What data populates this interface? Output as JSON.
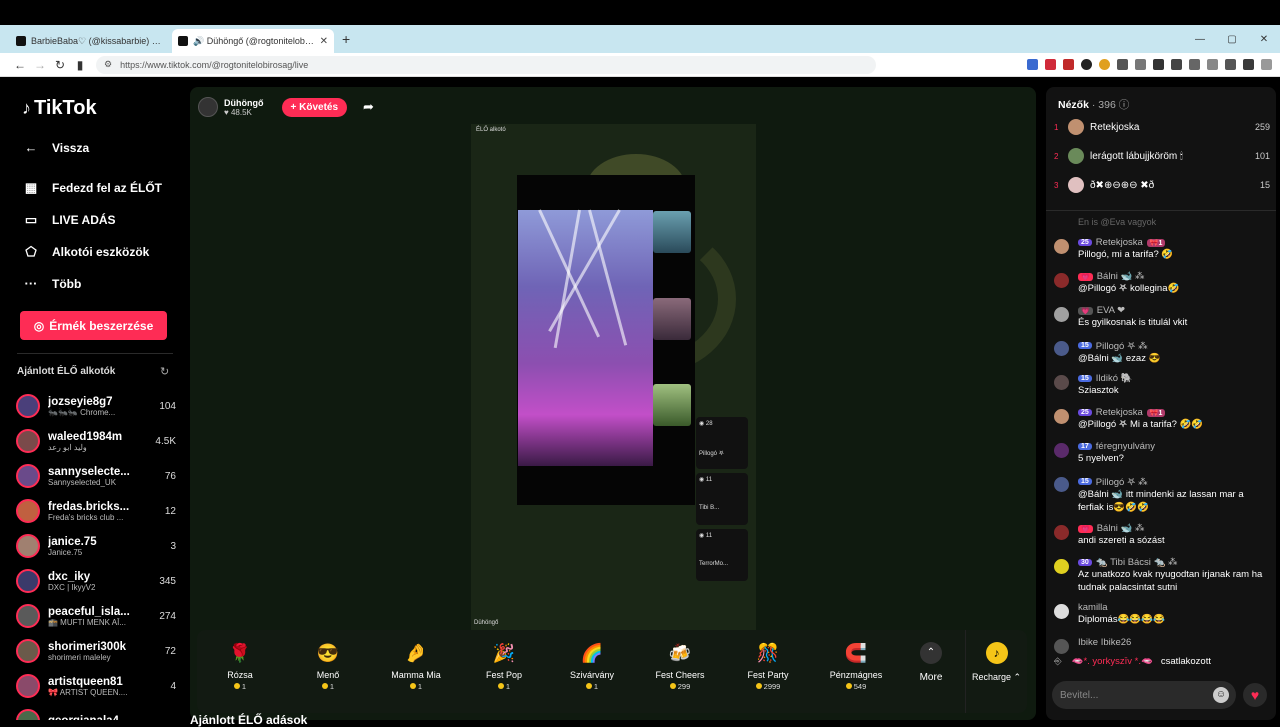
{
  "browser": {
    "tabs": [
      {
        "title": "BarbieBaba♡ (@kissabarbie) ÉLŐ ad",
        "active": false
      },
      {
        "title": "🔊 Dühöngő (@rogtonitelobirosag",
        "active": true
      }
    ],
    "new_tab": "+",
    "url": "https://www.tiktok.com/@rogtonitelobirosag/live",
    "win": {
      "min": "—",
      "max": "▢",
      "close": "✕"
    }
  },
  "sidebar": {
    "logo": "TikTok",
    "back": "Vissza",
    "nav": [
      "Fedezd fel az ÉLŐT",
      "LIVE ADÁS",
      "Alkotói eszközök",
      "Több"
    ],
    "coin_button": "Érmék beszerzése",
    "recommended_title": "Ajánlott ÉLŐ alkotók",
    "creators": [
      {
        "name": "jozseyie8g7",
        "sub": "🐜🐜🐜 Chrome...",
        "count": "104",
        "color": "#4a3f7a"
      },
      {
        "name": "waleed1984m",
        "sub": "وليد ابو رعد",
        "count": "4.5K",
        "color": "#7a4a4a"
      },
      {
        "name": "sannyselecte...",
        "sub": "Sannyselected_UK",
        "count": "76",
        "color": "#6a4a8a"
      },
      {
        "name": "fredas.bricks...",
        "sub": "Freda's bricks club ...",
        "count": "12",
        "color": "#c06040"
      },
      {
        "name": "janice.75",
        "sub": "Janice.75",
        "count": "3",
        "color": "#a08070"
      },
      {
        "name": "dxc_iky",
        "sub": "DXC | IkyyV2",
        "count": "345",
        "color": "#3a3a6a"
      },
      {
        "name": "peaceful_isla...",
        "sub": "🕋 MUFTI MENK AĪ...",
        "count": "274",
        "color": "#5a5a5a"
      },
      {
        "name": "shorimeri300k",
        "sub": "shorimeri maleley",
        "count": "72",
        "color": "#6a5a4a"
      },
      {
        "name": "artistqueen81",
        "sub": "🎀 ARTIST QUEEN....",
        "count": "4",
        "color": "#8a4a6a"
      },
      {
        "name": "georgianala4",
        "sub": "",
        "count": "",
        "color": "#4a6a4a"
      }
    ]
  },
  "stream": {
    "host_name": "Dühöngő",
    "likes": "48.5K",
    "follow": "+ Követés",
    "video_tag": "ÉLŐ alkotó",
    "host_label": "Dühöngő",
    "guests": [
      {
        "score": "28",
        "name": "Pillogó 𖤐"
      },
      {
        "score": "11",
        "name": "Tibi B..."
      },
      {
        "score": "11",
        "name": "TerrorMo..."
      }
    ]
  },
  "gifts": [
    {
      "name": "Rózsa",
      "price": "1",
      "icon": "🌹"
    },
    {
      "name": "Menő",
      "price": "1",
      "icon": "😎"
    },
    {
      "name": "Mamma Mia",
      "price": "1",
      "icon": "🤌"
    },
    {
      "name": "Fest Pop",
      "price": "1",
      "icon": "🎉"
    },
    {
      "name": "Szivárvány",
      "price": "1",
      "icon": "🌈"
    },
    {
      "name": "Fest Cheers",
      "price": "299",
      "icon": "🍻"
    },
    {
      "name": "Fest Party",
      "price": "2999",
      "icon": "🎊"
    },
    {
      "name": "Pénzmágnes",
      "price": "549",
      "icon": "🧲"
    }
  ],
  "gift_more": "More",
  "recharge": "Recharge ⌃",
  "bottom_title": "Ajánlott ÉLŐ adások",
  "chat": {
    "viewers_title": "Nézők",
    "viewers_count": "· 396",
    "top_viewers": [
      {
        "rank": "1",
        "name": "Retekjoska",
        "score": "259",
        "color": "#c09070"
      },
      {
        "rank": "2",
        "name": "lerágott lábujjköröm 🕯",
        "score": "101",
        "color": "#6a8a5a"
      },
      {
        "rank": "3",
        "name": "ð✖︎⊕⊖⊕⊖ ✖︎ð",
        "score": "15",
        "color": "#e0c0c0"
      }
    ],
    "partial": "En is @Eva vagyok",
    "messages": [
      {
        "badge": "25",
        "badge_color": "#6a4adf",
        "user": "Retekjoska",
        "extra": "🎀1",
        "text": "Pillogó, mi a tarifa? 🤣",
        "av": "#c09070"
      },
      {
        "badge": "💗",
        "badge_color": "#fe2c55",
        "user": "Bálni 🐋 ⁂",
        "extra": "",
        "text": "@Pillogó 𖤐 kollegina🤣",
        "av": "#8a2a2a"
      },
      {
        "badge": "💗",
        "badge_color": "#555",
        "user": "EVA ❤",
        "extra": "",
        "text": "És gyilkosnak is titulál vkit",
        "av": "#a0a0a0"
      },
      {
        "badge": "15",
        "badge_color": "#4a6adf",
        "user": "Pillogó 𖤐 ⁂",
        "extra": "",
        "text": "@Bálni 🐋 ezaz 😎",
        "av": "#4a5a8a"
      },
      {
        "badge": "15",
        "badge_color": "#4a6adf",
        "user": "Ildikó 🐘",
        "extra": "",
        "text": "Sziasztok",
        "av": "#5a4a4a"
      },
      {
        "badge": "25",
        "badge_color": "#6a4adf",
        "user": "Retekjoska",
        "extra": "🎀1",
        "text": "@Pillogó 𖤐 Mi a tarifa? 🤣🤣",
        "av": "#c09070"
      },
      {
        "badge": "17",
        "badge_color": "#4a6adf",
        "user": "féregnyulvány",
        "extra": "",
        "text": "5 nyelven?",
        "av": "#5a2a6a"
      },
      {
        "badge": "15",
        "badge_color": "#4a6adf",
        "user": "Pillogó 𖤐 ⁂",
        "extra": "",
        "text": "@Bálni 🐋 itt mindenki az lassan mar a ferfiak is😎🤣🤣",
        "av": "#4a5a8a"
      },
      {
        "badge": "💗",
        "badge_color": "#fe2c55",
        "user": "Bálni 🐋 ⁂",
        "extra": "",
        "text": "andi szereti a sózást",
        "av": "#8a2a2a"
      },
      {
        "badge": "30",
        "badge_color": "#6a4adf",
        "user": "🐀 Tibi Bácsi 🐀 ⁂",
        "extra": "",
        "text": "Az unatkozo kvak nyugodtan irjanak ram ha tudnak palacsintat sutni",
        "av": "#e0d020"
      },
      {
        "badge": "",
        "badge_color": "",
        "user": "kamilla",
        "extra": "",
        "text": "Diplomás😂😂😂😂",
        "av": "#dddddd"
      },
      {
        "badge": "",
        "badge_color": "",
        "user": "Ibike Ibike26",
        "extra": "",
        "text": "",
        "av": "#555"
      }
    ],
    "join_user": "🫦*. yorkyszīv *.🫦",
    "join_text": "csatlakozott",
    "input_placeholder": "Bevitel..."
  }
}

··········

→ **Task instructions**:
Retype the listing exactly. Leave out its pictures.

→ **Response below**:
What data populates this interface? Output as JSON.
{
  "browser": {
    "tabs": [
      {
        "title": "BarbieBaba♡ (@kissabarbie) ÉLŐ ad",
        "active": false
      },
      {
        "title": "🔊 Dühöngő (@rogtonitelobirosag",
        "active": true
      }
    ],
    "new_tab": "+",
    "url": "https://www.tiktok.com/@rogtonitelobirosag/live",
    "win": {
      "min": "—",
      "max": "▢",
      "close": "✕"
    }
  },
  "sidebar": {
    "logo": "TikTok",
    "back": "Vissza",
    "nav": [
      "Fedezd fel az ÉLŐT",
      "LIVE ADÁS",
      "Alkotói eszközök",
      "Több"
    ],
    "coin_button": "Érmék beszerzése",
    "recommended_title": "Ajánlott ÉLŐ alkotók",
    "creators": [
      {
        "name": "jozseyie8g7",
        "sub": "🐜🐜🐜 Chrome...",
        "count": "104",
        "color": "#4a3f7a"
      },
      {
        "name": "waleed1984m",
        "sub": "وليد ابو رعد",
        "count": "4.5K",
        "color": "#7a4a4a"
      },
      {
        "name": "sannyselecte...",
        "sub": "Sannyselected_UK",
        "count": "76",
        "color": "#6a4a8a"
      },
      {
        "name": "fredas.bricks...",
        "sub": "Freda's bricks club ...",
        "count": "12",
        "color": "#c06040"
      },
      {
        "name": "janice.75",
        "sub": "Janice.75",
        "count": "3",
        "color": "#a08070"
      },
      {
        "name": "dxc_iky",
        "sub": "DXC | IkyyV2",
        "count": "345",
        "color": "#3a3a6a"
      },
      {
        "name": "peaceful_isla...",
        "sub": "🕋 MUFTI MENK AĪ...",
        "count": "274",
        "color": "#5a5a5a"
      },
      {
        "name": "shorimeri300k",
        "sub": "shorimeri maleley",
        "count": "72",
        "color": "#6a5a4a"
      },
      {
        "name": "artistqueen81",
        "sub": "🎀 ARTIST QUEEN....",
        "count": "4",
        "color": "#8a4a6a"
      },
      {
        "name": "georgianala4",
        "sub": "",
        "count": "",
        "color": "#4a6a4a"
      }
    ]
  },
  "stream": {
    "host_name": "Dühöngő",
    "likes": "48.5K",
    "follow": "+ Követés",
    "video_tag": "ÉLŐ alkotó",
    "host_label": "Dühöngő",
    "guests": [
      {
        "score": "28",
        "name": "Pillogó 𖤐"
      },
      {
        "score": "11",
        "name": "Tibi B..."
      },
      {
        "score": "11",
        "name": "TerrorMo..."
      }
    ]
  },
  "gifts": [
    {
      "name": "Rózsa",
      "price": "1",
      "icon": "🌹"
    },
    {
      "name": "Menő",
      "price": "1",
      "icon": "😎"
    },
    {
      "name": "Mamma Mia",
      "price": "1",
      "icon": "🤌"
    },
    {
      "name": "Fest Pop",
      "price": "1",
      "icon": "🎉"
    },
    {
      "name": "Szivárvány",
      "price": "1",
      "icon": "🌈"
    },
    {
      "name": "Fest Cheers",
      "price": "299",
      "icon": "🍻"
    },
    {
      "name": "Fest Party",
      "price": "2999",
      "icon": "🎊"
    },
    {
      "name": "Pénzmágnes",
      "price": "549",
      "icon": "🧲"
    }
  ],
  "gift_more": "More",
  "recharge": "Recharge ⌃",
  "bottom_title": "Ajánlott ÉLŐ adások",
  "chat": {
    "viewers_title": "Nézők",
    "viewers_count": "· 396",
    "top_viewers": [
      {
        "rank": "1",
        "name": "Retekjoska",
        "score": "259",
        "color": "#c09070"
      },
      {
        "rank": "2",
        "name": "lerágott lábujjköröm 🕯",
        "score": "101",
        "color": "#6a8a5a"
      },
      {
        "rank": "3",
        "name": "ð✖︎⊕⊖⊕⊖ ✖︎ð",
        "score": "15",
        "color": "#e0c0c0"
      }
    ],
    "partial": "En is @Eva vagyok",
    "messages": [
      {
        "badge": "25",
        "badge_color": "#6a4adf",
        "user": "Retekjoska",
        "extra": "🎀1",
        "text": "Pillogó, mi a tarifa? 🤣",
        "av": "#c09070"
      },
      {
        "badge": "💗",
        "badge_color": "#fe2c55",
        "user": "Bálni 🐋 ⁂",
        "extra": "",
        "text": "@Pillogó 𖤐 kollegina🤣",
        "av": "#8a2a2a"
      },
      {
        "badge": "💗",
        "badge_color": "#555",
        "user": "EVA ❤",
        "extra": "",
        "text": "És gyilkosnak is titulál vkit",
        "av": "#a0a0a0"
      },
      {
        "badge": "15",
        "badge_color": "#4a6adf",
        "user": "Pillogó 𖤐 ⁂",
        "extra": "",
        "text": "@Bálni 🐋 ezaz 😎",
        "av": "#4a5a8a"
      },
      {
        "badge": "15",
        "badge_color": "#4a6adf",
        "user": "Ildikó 🐘",
        "extra": "",
        "text": "Sziasztok",
        "av": "#5a4a4a"
      },
      {
        "badge": "25",
        "badge_color": "#6a4adf",
        "user": "Retekjoska",
        "extra": "🎀1",
        "text": "@Pillogó 𖤐 Mi a tarifa? 🤣🤣",
        "av": "#c09070"
      },
      {
        "badge": "17",
        "badge_color": "#4a6adf",
        "user": "féregnyulvány",
        "extra": "",
        "text": "5 nyelven?",
        "av": "#5a2a6a"
      },
      {
        "badge": "15",
        "badge_color": "#4a6adf",
        "user": "Pillogó 𖤐 ⁂",
        "extra": "",
        "text": "@Bálni 🐋 itt mindenki az lassan mar a ferfiak is😎🤣🤣",
        "av": "#4a5a8a"
      },
      {
        "badge": "💗",
        "badge_color": "#fe2c55",
        "user": "Bálni 🐋 ⁂",
        "extra": "",
        "text": "andi szereti a sózást",
        "av": "#8a2a2a"
      },
      {
        "badge": "30",
        "badge_color": "#6a4adf",
        "user": "🐀 Tibi Bácsi 🐀 ⁂",
        "extra": "",
        "text": "Az unatkozo kvak nyugodtan irjanak ram ha tudnak palacsintat sutni",
        "av": "#e0d020"
      },
      {
        "badge": "",
        "badge_color": "",
        "user": "kamilla",
        "extra": "",
        "text": "Diplomás😂😂😂😂",
        "av": "#dddddd"
      },
      {
        "badge": "",
        "badge_color": "",
        "user": "Ibike Ibike26",
        "extra": "",
        "text": "",
        "av": "#555"
      }
    ],
    "join_user": "🫦*. yorkyszīv *.🫦",
    "join_text": "csatlakozott",
    "input_placeholder": "Bevitel..."
  }
}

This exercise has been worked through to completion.